Website and app data records:
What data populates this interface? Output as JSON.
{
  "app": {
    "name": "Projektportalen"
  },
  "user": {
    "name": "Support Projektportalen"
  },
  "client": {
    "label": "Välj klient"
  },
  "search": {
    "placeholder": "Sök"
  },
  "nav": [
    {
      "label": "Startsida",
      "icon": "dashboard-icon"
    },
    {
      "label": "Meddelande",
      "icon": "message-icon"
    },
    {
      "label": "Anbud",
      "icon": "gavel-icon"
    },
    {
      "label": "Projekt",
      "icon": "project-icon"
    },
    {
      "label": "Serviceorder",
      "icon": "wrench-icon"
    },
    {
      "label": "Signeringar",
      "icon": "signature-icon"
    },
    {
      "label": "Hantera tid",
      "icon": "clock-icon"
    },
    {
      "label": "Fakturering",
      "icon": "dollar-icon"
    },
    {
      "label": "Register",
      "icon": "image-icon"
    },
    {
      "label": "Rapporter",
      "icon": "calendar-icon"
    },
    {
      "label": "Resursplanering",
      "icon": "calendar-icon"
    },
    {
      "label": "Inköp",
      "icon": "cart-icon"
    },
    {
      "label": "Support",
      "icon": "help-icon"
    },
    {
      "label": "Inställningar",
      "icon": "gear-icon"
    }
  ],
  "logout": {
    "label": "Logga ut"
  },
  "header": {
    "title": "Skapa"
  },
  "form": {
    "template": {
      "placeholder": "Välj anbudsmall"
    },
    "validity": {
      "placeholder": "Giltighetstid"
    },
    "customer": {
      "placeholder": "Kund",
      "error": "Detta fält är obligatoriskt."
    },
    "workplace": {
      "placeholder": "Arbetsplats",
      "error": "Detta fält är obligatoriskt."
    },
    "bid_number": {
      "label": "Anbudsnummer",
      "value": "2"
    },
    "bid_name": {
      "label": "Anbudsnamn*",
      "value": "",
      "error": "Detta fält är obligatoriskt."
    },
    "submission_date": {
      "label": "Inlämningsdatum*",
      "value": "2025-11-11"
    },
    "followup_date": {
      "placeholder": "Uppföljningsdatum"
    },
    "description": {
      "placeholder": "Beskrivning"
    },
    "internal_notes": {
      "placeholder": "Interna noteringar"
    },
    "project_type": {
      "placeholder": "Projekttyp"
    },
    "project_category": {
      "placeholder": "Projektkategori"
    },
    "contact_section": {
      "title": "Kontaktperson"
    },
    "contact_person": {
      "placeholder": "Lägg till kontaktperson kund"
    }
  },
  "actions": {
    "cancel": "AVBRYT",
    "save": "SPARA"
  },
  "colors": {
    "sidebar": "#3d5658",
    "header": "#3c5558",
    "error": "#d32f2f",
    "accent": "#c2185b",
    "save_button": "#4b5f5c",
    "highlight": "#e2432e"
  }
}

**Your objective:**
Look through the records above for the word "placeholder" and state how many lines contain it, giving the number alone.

**Response:**
11